▼▼▼
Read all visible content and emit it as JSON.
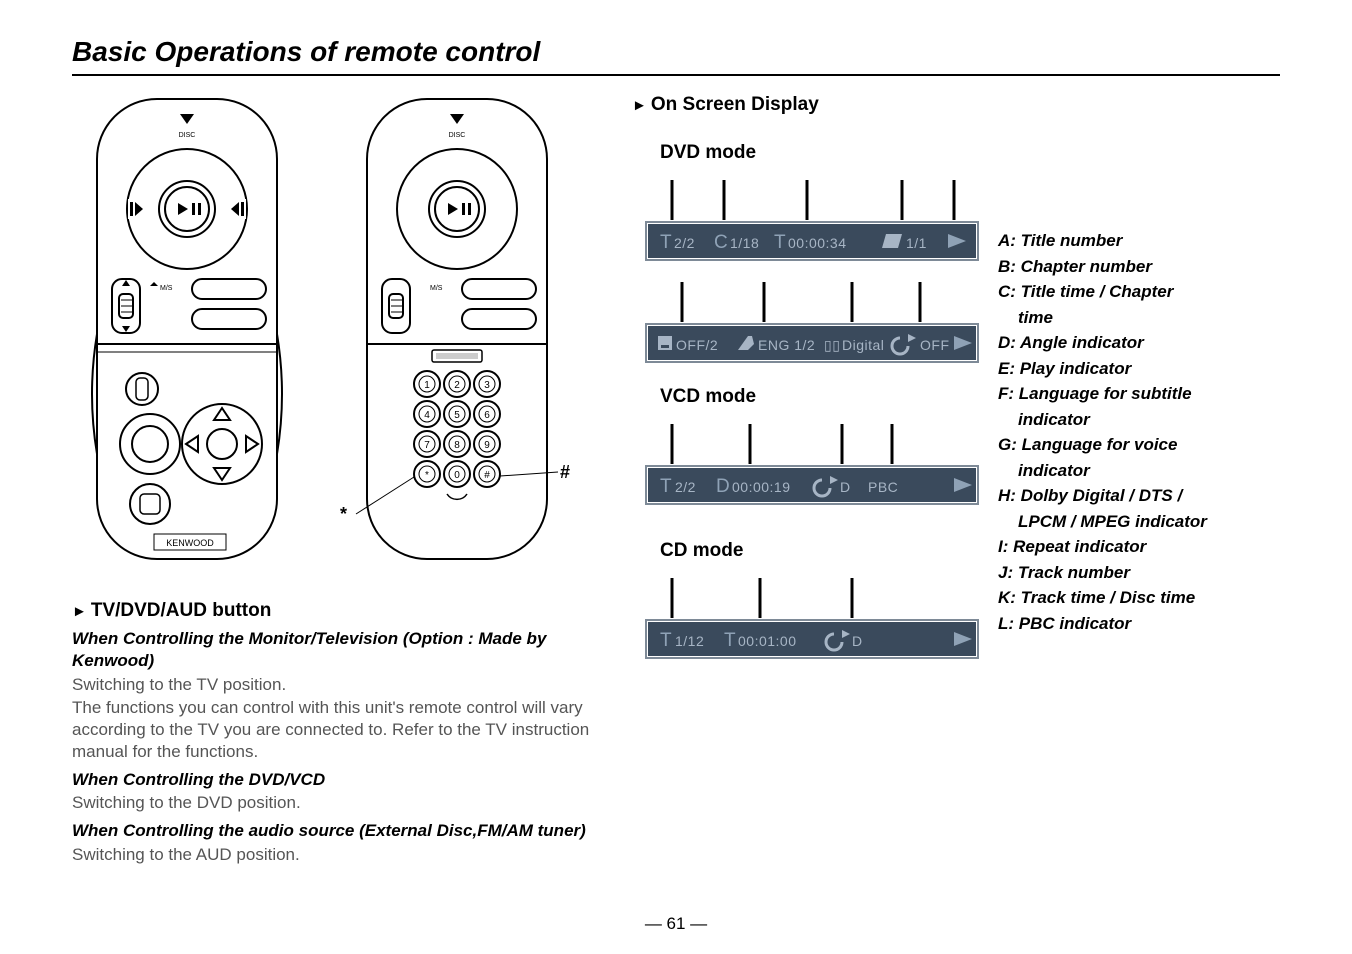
{
  "page_title": "Basic Operations of remote control",
  "page_number": "— 61 —",
  "remote_labels": {
    "star": "*",
    "hash": "#",
    "brand": "KENWOOD",
    "disc": "DISC",
    "mis": "M/S"
  },
  "left": {
    "heading1": "TV/DVD/AUD button",
    "sub1": "When Controlling the Monitor/Television (Option : Made by Kenwood)",
    "body1a": "Switching to the TV position.",
    "body1b": "The functions you can control with this unit's remote control will vary according to the TV you are connected to. Refer to the TV instruction manual for the functions.",
    "sub2": "When Controlling the DVD/VCD",
    "body2a": "Switching to the DVD position.",
    "sub3": "When Controlling the audio source (External Disc,FM/AM tuner)",
    "body3a": "Switching to the AUD position."
  },
  "right": {
    "osd_title": "On Screen Display",
    "dvd_mode": "DVD mode",
    "vcd_mode": "VCD mode",
    "cd_mode": "CD mode",
    "osd": {
      "dvd1": {
        "a": "T",
        "a2": "2/2",
        "b": "C",
        "b2": "1/18",
        "c": "T",
        "c2": "00:00:34",
        "d": "1/1"
      },
      "dvd2": {
        "f": "OFF/2",
        "g": "ENG 1/2",
        "h": "Digital",
        "i": "OFF"
      },
      "vcd": {
        "j": "T",
        "j2": "2/2",
        "k": "D",
        "k2": "00:00:19",
        "i": "D",
        "l": "PBC"
      },
      "cd": {
        "j": "T",
        "j2": "1/12",
        "k": "T",
        "k2": "00:01:00",
        "i": "D"
      }
    },
    "legend": [
      "A: Title number",
      "B: Chapter number",
      "C: Title time / Chapter",
      "   time",
      "D: Angle indicator",
      "E: Play indicator",
      "F: Language for subtitle",
      "   indicator",
      "G: Language for voice",
      "   indicator",
      "H: Dolby Digital / DTS /",
      "   LPCM / MPEG indicator",
      "I:  Repeat indicator",
      "J: Track number",
      "K: Track time / Disc time",
      "L: PBC indicator"
    ]
  }
}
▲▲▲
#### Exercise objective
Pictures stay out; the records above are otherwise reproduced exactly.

#### Solution to this task
Read all visible content and emit it as JSON.
{
  "page_title": "Basic Operations of remote control",
  "page_number": "— 61 —",
  "remote_labels": {
    "star": "*",
    "hash": "#",
    "brand": "KENWOOD",
    "disc": "DISC",
    "mis": "M/S"
  },
  "left": {
    "heading1": "TV/DVD/AUD button",
    "sub1": "When Controlling the Monitor/Television (Option : Made by Kenwood)",
    "body1a": "Switching to the TV position.",
    "body1b": "The functions you can control with this unit's remote control will vary according to the TV you are connected to. Refer to the TV instruction manual for the functions.",
    "sub2": "When Controlling the DVD/VCD",
    "body2a": "Switching to the DVD position.",
    "sub3": "When Controlling the audio source (External Disc,FM/AM tuner)",
    "body3a": "Switching to the AUD position."
  },
  "right": {
    "osd_title": "On Screen Display",
    "dvd_mode": "DVD mode",
    "vcd_mode": "VCD mode",
    "cd_mode": "CD mode",
    "osd": {
      "dvd1": {
        "a": "T",
        "a2": "2/2",
        "b": "C",
        "b2": "1/18",
        "c": "T",
        "c2": "00:00:34",
        "d": "1/1"
      },
      "dvd2": {
        "f": "OFF/2",
        "g": "ENG 1/2",
        "h": "Digital",
        "i": "OFF"
      },
      "vcd": {
        "j": "T",
        "j2": "2/2",
        "k": "D",
        "k2": "00:00:19",
        "i": "D",
        "l": "PBC"
      },
      "cd": {
        "j": "T",
        "j2": "1/12",
        "k": "T",
        "k2": "00:01:00",
        "i": "D"
      }
    },
    "legend": [
      "A: Title number",
      "B: Chapter number",
      "C: Title time / Chapter",
      "   time",
      "D: Angle indicator",
      "E: Play indicator",
      "F: Language for subtitle",
      "   indicator",
      "G: Language for voice",
      "   indicator",
      "H: Dolby Digital / DTS /",
      "   LPCM / MPEG indicator",
      "I:  Repeat indicator",
      "J: Track number",
      "K: Track time / Disc time",
      "L: PBC indicator"
    ]
  }
}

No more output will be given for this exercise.